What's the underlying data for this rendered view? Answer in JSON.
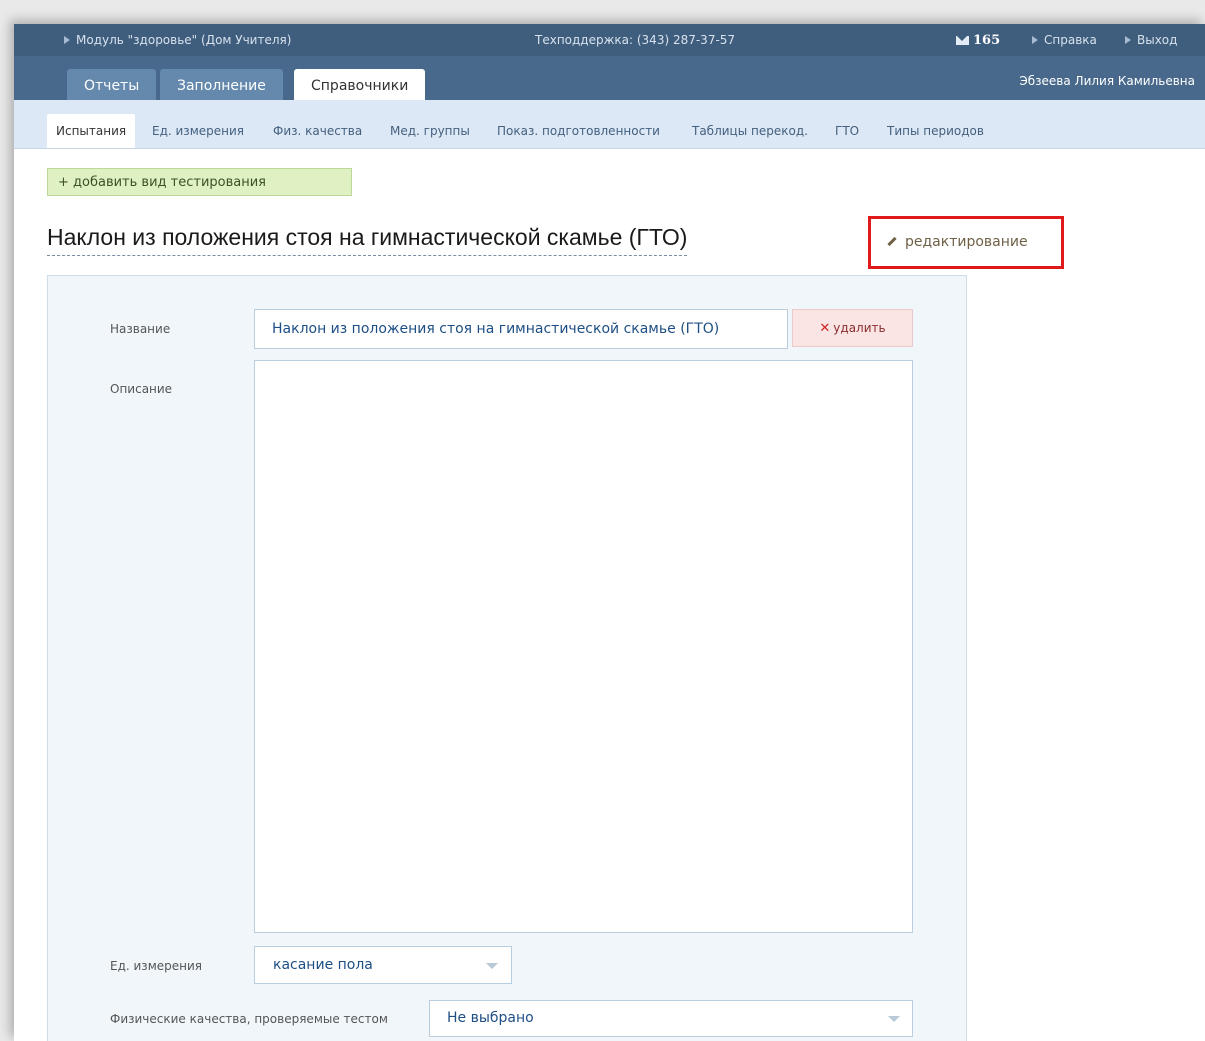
{
  "topbar": {
    "module": "Модуль \"здоровье\" (Дом Учителя)",
    "support": "Техподдержка: (343) 287-37-57",
    "messages_count": "165",
    "help": "Справка",
    "logout": "Выход"
  },
  "tabs": [
    {
      "label": "Отчеты"
    },
    {
      "label": "Заполнение"
    },
    {
      "label": "Справочники"
    }
  ],
  "user_name": "Эбзеева Лилия Камильевна",
  "subnav": [
    {
      "label": "Испытания"
    },
    {
      "label": "Ед. измерения"
    },
    {
      "label": "Физ. качества"
    },
    {
      "label": "Мед. группы"
    },
    {
      "label": "Показ. подготовленности"
    },
    {
      "label": "Таблицы перекод."
    },
    {
      "label": "ГТО"
    },
    {
      "label": "Типы периодов"
    }
  ],
  "add_button": "+ добавить вид тестирования",
  "page_title": "Наклон из положения стоя на гимнастической скамье (ГТО)",
  "edit_link": "редактирование",
  "form": {
    "name_label": "Название",
    "name_value": "Наклон из положения стоя на гимнастической скамье (ГТО)",
    "delete_label": "удалить",
    "description_label": "Описание",
    "description_value": "",
    "unit_label": "Ед. измерения",
    "unit_value": "касание пола",
    "qualities_label": "Физические качества, проверяемые тестом",
    "qualities_value": "Не выбрано"
  },
  "icons": {
    "envelope": "envelope-icon",
    "edit": "pencil-icon",
    "delete": "cross-icon",
    "dropdown": "caret-down-icon"
  },
  "colors": {
    "header_dark": "#3f5d7c",
    "tabbar": "#48698b",
    "subnav_bg": "#dce8f5",
    "highlight_box": "#e01a1a",
    "add_button_bg": "#dff0c2"
  }
}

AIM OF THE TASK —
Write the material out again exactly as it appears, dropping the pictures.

RESPONSE AREA —
What's the underlying data for this rendered view? Answer in JSON.
{
  "topbar": {
    "module": "Модуль \"здоровье\" (Дом Учителя)",
    "support": "Техподдержка: (343) 287-37-57",
    "messages_count": "165",
    "help": "Справка",
    "logout": "Выход"
  },
  "tabs": [
    {
      "label": "Отчеты"
    },
    {
      "label": "Заполнение"
    },
    {
      "label": "Справочники"
    }
  ],
  "user_name": "Эбзеева Лилия Камильевна",
  "subnav": [
    {
      "label": "Испытания"
    },
    {
      "label": "Ед. измерения"
    },
    {
      "label": "Физ. качества"
    },
    {
      "label": "Мед. группы"
    },
    {
      "label": "Показ. подготовленности"
    },
    {
      "label": "Таблицы перекод."
    },
    {
      "label": "ГТО"
    },
    {
      "label": "Типы периодов"
    }
  ],
  "add_button": "+ добавить вид тестирования",
  "page_title": "Наклон из положения стоя на гимнастической скамье (ГТО)",
  "edit_link": "редактирование",
  "form": {
    "name_label": "Название",
    "name_value": "Наклон из положения стоя на гимнастической скамье (ГТО)",
    "delete_label": "удалить",
    "description_label": "Описание",
    "description_value": "",
    "unit_label": "Ед. измерения",
    "unit_value": "касание пола",
    "qualities_label": "Физические качества, проверяемые тестом",
    "qualities_value": "Не выбрано"
  },
  "icons": {
    "envelope": "envelope-icon",
    "edit": "pencil-icon",
    "delete": "cross-icon",
    "dropdown": "caret-down-icon"
  },
  "colors": {
    "header_dark": "#3f5d7c",
    "tabbar": "#48698b",
    "subnav_bg": "#dce8f5",
    "highlight_box": "#e01a1a",
    "add_button_bg": "#dff0c2"
  }
}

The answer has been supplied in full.